• TASK INPUT:
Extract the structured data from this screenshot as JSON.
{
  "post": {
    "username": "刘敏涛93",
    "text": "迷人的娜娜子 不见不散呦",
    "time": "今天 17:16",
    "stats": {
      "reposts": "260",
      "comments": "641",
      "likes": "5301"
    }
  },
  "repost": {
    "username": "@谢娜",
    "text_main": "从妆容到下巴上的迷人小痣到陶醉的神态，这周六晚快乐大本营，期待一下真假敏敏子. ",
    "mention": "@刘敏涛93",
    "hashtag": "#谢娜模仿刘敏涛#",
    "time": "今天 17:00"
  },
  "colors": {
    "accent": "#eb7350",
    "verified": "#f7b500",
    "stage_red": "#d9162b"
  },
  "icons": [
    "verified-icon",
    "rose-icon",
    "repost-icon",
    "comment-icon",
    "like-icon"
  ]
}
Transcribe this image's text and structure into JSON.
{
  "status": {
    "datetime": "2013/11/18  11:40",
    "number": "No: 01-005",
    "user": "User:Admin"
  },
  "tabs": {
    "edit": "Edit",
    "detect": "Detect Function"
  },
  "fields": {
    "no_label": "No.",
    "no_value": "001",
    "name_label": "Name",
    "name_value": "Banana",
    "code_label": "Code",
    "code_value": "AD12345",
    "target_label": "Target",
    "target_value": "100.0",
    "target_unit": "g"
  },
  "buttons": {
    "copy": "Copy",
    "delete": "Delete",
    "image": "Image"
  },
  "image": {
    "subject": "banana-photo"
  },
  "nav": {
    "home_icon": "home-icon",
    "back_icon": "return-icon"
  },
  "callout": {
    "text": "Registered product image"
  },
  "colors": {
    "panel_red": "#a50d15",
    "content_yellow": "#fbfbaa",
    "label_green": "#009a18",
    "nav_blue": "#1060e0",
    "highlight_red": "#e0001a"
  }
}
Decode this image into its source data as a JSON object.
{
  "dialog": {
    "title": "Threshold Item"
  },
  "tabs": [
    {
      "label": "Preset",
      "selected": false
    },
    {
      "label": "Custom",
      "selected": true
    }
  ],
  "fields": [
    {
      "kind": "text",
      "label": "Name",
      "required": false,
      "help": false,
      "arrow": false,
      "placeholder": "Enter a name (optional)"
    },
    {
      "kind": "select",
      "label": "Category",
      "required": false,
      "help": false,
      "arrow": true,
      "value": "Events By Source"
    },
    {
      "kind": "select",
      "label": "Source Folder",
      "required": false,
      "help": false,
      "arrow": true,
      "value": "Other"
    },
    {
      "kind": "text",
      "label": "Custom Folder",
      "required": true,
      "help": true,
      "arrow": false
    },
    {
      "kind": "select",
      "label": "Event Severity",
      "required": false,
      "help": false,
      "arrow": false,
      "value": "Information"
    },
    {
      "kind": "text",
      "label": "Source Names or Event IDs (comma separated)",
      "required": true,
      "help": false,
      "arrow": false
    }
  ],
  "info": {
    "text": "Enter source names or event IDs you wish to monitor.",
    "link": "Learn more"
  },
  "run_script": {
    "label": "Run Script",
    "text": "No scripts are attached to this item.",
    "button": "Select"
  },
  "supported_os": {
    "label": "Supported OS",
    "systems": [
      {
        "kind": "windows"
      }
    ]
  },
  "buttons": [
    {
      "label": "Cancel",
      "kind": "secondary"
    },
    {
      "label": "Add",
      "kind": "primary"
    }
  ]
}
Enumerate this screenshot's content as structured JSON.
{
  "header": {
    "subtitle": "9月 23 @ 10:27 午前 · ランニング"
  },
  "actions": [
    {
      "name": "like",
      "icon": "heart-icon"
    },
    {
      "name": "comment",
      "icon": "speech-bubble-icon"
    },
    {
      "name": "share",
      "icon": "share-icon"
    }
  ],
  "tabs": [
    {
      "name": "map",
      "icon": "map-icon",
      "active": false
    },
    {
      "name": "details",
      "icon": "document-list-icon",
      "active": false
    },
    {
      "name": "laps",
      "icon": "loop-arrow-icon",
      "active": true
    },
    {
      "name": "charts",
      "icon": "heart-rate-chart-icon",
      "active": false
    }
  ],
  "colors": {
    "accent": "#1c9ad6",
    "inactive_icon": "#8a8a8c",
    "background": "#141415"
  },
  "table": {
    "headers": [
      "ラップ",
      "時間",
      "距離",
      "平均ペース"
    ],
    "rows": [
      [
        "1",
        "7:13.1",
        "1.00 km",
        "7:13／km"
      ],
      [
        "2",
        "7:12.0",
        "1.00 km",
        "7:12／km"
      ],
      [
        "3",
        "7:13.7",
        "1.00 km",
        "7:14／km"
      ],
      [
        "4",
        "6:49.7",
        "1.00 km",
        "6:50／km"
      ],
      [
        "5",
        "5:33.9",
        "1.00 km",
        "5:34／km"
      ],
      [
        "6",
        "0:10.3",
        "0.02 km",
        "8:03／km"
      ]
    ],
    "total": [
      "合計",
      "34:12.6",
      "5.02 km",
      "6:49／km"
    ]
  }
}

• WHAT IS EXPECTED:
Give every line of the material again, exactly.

• ANSWER SECTION:
Extract the structured data from this screenshot as JSON.
{
  "post": {
    "username": "刘敏涛93",
    "text": "迷人的娜娜子 不见不散呦",
    "time": "今天 17:16",
    "stats": {
      "reposts": "260",
      "comments": "641",
      "likes": "5301"
    }
  },
  "repost": {
    "username": "@谢娜",
    "text_main": "从妆容到下巴上的迷人小痣到陶醉的神态，这周六晚快乐大本营，期待一下真假敏敏子. ",
    "mention": "@刘敏涛93",
    "hashtag": "#谢娜模仿刘敏涛#",
    "time": "今天 17:00"
  },
  "colors": {
    "accent": "#eb7350",
    "verified": "#f7b500",
    "stage_red": "#d9162b"
  },
  "icons": [
    "verified-icon",
    "rose-icon",
    "repost-icon",
    "comment-icon",
    "like-icon"
  ]
}
Transcribe this image's text and structure into JSON.
{
  "status": {
    "datetime": "2013/11/18  11:40",
    "number": "No: 01-005",
    "user": "User:Admin"
  },
  "tabs": {
    "edit": "Edit",
    "detect": "Detect Function"
  },
  "fields": {
    "no_label": "No.",
    "no_value": "001",
    "name_label": "Name",
    "name_value": "Banana",
    "code_label": "Code",
    "code_value": "AD12345",
    "target_label": "Target",
    "target_value": "100.0",
    "target_unit": "g"
  },
  "buttons": {
    "copy": "Copy",
    "delete": "Delete",
    "image": "Image"
  },
  "image": {
    "subject": "banana-photo"
  },
  "nav": {
    "home_icon": "home-icon",
    "back_icon": "return-icon"
  },
  "callout": {
    "text": "Registered product image"
  },
  "colors": {
    "panel_red": "#a50d15",
    "content_yellow": "#fbfbaa",
    "label_green": "#009a18",
    "nav_blue": "#1060e0",
    "highlight_red": "#e0001a"
  }
}
Decode this image into its source data as a JSON object.
{
  "dialog": {
    "title": "Threshold Item"
  },
  "tabs": [
    {
      "label": "Preset",
      "selected": false
    },
    {
      "label": "Custom",
      "selected": true
    }
  ],
  "fields": [
    {
      "kind": "text",
      "label": "Name",
      "required": false,
      "help": false,
      "arrow": false,
      "placeholder": "Enter a name (optional)"
    },
    {
      "kind": "select",
      "label": "Category",
      "required": false,
      "help": false,
      "arrow": true,
      "value": "Events By Source"
    },
    {
      "kind": "select",
      "label": "Source Folder",
      "required": false,
      "help": false,
      "arrow": true,
      "value": "Other"
    },
    {
      "kind": "text",
      "label": "Custom Folder",
      "required": true,
      "help": true,
      "arrow": false
    },
    {
      "kind": "select",
      "label": "Event Severity",
      "required": false,
      "help": false,
      "arrow": false,
      "value": "Information"
    },
    {
      "kind": "text",
      "label": "Source Names or Event IDs (comma separated)",
      "required": true,
      "help": false,
      "arrow": false
    }
  ],
  "info": {
    "text": "Enter source names or event IDs you wish to monitor.",
    "link": "Learn more"
  },
  "run_script": {
    "label": "Run Script",
    "text": "No scripts are attached to this item.",
    "button": "Select"
  },
  "supported_os": {
    "label": "Supported OS",
    "systems": [
      {
        "kind": "windows"
      }
    ]
  },
  "buttons": [
    {
      "label": "Cancel",
      "kind": "secondary"
    },
    {
      "label": "Add",
      "kind": "primary"
    }
  ]
}
Enumerate this screenshot's content as structured JSON.
{
  "header": {
    "subtitle": "9月 23 @ 10:27 午前 · ランニング"
  },
  "actions": [
    {
      "name": "like",
      "icon": "heart-icon"
    },
    {
      "name": "comment",
      "icon": "speech-bubble-icon"
    },
    {
      "name": "share",
      "icon": "share-icon"
    }
  ],
  "tabs": [
    {
      "name": "map",
      "icon": "map-icon",
      "active": false
    },
    {
      "name": "details",
      "icon": "document-list-icon",
      "active": false
    },
    {
      "name": "laps",
      "icon": "loop-arrow-icon",
      "active": true
    },
    {
      "name": "charts",
      "icon": "heart-rate-chart-icon",
      "active": false
    }
  ],
  "colors": {
    "accent": "#1c9ad6",
    "inactive_icon": "#8a8a8c",
    "background": "#141415"
  },
  "table": {
    "headers": [
      "ラップ",
      "時間",
      "距離",
      "平均ペース"
    ],
    "rows": [
      [
        "1",
        "7:13.1",
        "1.00 km",
        "7:13／km"
      ],
      [
        "2",
        "7:12.0",
        "1.00 km",
        "7:12／km"
      ],
      [
        "3",
        "7:13.7",
        "1.00 km",
        "7:14／km"
      ],
      [
        "4",
        "6:49.7",
        "1.00 km",
        "6:50／km"
      ],
      [
        "5",
        "5:33.9",
        "1.00 km",
        "5:34／km"
      ],
      [
        "6",
        "0:10.3",
        "0.02 km",
        "8:03／km"
      ]
    ],
    "total": [
      "合計",
      "34:12.6",
      "5.02 km",
      "6:49／km"
    ]
  }
}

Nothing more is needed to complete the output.